Second, AIA argued that the attorney’s fees award was improper because the district court made factual findings on issues that were not considered by a jury. Specifically, AIA argued that two Federal Circuit cases “precluded the district court from making factual determinations about AIA’s state of mind, intent, and culpability since those questions were never presented to the jury.” The panel, though, found that these cases stood for “the straight-forward proposition that after a trial on legal issues, a court may not make findings contrary to or inconsistent with the resolution of any issues necessarily and actually decided by the jury.”8 “Thus, the district court was not foreclosed from making additional findings about AIA’s state of mind, intent, and culpability” when determining whether to award attorney’s fees.

Finally, AIA argued that the district court violated AIA’s due process rights by failing to give it opportunity to submit evidence regarding its state of mind, intent, or culpability. The panel disagreed, noting that “the district court provided both parties the opportunity to fully brief the motion seeking attorney’s fees and allowed both parties to submit any additional evidence and affidavits.” Additionally, the panel stated that “[t]o the extent AIA believes its due process was violated because the district court did not allow it to present evidence regarding intent to a jury, AIA was not entitled to a jury trial on the issue of attorney’s fees.”9 Thus, there were no due process violations regarding the district court’s granting of attorney’s fees.
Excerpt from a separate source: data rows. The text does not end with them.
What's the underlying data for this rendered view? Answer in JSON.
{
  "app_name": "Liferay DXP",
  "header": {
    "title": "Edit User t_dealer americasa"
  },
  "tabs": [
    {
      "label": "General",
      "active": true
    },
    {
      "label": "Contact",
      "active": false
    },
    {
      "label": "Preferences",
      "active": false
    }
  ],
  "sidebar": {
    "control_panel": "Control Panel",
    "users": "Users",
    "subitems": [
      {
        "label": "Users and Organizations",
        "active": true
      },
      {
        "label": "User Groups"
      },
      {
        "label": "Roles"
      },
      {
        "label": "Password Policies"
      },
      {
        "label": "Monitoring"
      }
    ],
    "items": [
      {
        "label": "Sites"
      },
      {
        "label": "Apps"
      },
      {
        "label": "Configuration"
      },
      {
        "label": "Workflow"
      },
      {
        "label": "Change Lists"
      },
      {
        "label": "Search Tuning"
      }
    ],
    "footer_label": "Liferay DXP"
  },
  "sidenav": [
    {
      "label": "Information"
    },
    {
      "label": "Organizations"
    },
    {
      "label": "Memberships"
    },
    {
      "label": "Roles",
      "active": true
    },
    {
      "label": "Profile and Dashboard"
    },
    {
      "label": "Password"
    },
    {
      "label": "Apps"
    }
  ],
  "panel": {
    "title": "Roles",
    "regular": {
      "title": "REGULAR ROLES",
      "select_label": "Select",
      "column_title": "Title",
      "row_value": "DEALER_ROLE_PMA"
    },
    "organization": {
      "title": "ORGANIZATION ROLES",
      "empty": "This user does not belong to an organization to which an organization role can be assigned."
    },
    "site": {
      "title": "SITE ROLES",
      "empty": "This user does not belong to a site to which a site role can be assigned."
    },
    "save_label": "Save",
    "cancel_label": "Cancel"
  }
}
In sum, under the facts of this case, the panel held that “[b]ecause the Seventh Amendment right to a jury trial does not apply to requests for attorney’s fees under § 285 of the Patent Act, the district court did not err by making factual findings not foreclosed by the jury’s [prior] verdict.”